Liberal MP caught stark naked during House of Commons video conference

William Amos, in Quebec, appeared on the screens of his fellow members of Parliament completely naked

Provincial health officer Dr. Bonnie Henry updates B.C.’s COVID-19 situation at the B.C. legislature, Feb. 1, 2020. (B.C. government)
B.C.’s COVID-19 case count jumps to 1,168 Wednesday, nearly 400 in hospital

Now 120 coronavirus patients in intensive care, six more deaths

Moss covered branches are seen in the Avatar Old Growth Forest near Port Renfrew on Vancouver Island, B.C. Thursday, Sept. 29, 2011. THE CANADIAN PRESS/Jonathan Hayward
B.C. blockades aimed at protecting old-growth forests reveal First Nation split

Two Pacheedaht chiefs say they’re ‘concerned about the increasing polarization over forestry activities’ in the territory

Richmond RCMP Chief Superintendent Will Ng said, in March, the force received a stand-out number of seven reports of incidents that appeared to have “racial undertones.” (Phil McLachlan/Capital News)
‘Racially motivated’ incidents on the rise in B.C’s 4th largest city: police
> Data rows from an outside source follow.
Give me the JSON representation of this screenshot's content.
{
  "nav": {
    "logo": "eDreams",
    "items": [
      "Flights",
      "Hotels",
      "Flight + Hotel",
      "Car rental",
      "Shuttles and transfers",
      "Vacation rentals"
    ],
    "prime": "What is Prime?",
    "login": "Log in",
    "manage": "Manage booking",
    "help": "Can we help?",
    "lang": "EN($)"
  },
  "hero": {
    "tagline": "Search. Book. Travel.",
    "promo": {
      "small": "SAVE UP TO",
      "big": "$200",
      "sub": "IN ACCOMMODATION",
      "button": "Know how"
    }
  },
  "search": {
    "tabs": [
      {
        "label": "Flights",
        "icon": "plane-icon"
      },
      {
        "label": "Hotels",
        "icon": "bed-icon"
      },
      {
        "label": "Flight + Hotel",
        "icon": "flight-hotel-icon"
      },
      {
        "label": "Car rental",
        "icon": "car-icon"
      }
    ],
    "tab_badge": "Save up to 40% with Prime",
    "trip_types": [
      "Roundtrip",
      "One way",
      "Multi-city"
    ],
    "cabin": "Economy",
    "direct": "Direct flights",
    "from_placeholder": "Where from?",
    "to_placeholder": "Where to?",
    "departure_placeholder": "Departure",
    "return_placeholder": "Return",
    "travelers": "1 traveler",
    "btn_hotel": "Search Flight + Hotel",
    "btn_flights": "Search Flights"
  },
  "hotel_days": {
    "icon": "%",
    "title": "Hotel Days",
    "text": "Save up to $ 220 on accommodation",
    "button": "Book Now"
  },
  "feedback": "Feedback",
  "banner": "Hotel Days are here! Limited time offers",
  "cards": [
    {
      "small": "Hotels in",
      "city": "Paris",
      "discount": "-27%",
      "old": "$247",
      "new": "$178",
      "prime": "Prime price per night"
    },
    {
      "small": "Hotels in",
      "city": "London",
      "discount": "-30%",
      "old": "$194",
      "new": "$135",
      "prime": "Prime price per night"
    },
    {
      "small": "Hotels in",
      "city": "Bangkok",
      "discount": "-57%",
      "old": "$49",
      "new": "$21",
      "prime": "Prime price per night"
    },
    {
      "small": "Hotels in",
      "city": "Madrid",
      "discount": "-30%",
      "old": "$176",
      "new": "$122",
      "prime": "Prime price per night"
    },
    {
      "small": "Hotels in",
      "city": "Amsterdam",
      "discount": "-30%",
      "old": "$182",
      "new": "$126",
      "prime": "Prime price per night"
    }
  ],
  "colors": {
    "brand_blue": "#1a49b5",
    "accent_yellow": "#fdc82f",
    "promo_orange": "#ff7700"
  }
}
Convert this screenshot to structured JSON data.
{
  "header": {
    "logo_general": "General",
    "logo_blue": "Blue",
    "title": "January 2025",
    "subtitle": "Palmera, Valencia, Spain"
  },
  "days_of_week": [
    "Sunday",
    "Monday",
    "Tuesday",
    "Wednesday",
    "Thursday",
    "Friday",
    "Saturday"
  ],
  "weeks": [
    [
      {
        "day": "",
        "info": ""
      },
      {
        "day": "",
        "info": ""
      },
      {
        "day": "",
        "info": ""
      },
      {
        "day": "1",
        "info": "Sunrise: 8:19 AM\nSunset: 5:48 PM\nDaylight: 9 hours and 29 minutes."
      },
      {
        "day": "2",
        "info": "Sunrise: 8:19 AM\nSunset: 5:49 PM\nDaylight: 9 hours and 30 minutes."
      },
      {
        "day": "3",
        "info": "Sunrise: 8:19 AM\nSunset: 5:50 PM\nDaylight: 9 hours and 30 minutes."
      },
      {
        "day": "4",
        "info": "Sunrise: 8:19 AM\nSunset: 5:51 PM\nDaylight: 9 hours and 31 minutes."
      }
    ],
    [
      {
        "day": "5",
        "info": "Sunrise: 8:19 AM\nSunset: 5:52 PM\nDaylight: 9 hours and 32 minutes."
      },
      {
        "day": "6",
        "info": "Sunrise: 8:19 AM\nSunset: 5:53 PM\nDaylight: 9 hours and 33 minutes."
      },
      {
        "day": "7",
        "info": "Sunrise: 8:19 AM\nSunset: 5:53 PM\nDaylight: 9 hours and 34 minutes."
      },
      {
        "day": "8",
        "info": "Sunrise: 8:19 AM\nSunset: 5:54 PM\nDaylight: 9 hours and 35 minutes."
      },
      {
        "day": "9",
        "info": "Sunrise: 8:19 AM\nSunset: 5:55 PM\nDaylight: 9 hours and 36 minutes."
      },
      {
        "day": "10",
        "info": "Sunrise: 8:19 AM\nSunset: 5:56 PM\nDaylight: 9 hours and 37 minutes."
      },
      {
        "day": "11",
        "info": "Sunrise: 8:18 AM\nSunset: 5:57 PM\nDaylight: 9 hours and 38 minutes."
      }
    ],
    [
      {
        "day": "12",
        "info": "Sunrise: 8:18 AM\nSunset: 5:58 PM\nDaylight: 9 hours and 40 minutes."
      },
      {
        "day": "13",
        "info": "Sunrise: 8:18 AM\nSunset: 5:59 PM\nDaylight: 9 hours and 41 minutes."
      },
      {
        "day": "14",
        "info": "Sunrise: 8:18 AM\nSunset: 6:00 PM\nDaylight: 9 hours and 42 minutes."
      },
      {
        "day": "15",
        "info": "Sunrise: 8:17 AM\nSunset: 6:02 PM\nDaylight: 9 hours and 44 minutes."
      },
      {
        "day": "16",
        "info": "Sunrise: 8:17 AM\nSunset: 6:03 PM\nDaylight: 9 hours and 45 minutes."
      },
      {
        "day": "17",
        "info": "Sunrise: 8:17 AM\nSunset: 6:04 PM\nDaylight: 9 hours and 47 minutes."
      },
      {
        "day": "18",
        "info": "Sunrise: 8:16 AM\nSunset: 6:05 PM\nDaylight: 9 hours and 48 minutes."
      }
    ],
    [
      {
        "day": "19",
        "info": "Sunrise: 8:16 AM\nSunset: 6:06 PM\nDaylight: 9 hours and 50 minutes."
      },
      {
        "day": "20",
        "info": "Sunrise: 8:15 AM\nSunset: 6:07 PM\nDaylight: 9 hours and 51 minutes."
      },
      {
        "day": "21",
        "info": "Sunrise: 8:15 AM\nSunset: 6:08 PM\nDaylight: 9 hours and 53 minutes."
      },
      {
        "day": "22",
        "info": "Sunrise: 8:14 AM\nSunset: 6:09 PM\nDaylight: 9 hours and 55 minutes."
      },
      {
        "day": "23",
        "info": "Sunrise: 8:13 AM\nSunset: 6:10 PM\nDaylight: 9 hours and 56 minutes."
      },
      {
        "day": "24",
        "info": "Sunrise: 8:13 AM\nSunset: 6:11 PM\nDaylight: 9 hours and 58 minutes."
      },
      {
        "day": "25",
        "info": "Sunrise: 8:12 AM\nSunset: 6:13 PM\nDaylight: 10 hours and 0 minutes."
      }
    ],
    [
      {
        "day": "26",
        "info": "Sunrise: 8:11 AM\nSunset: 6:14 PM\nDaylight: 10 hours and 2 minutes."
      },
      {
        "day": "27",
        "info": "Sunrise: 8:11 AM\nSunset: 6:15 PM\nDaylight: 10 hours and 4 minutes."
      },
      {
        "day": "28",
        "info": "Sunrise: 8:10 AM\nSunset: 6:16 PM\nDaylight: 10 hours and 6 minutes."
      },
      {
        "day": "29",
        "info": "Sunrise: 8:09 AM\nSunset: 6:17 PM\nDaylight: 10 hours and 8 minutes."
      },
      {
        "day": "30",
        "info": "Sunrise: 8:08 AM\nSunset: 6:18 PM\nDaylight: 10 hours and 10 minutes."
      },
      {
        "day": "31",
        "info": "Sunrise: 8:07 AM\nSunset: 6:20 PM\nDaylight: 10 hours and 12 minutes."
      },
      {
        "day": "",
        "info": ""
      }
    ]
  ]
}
Three incidents in Richmond are currently being invested as hate crimes, says RCMP Chief Superintendent Will Ng

Commercial trucks head south towards the Pacific Highway border crossing Wednesday (April 14, 2021). The union representing Canadian border officers wants its members to be included on the frontline priority list for the COVID-19 vaccine. (Aaron Hinks photo)
CBSA officers’ union calls for vaccine priority in B.C.

Border officers at ports including, YVR and land crossings should ‘not be left behind’

(Amandalina Letterio - Capital News)
Kelowna demonstrators show support for Vancouver Island logging activists

Two Kelowna men stood atop a pedestrian bridge on Harvey Avenue to raise awareness about old-growth forests

Most Read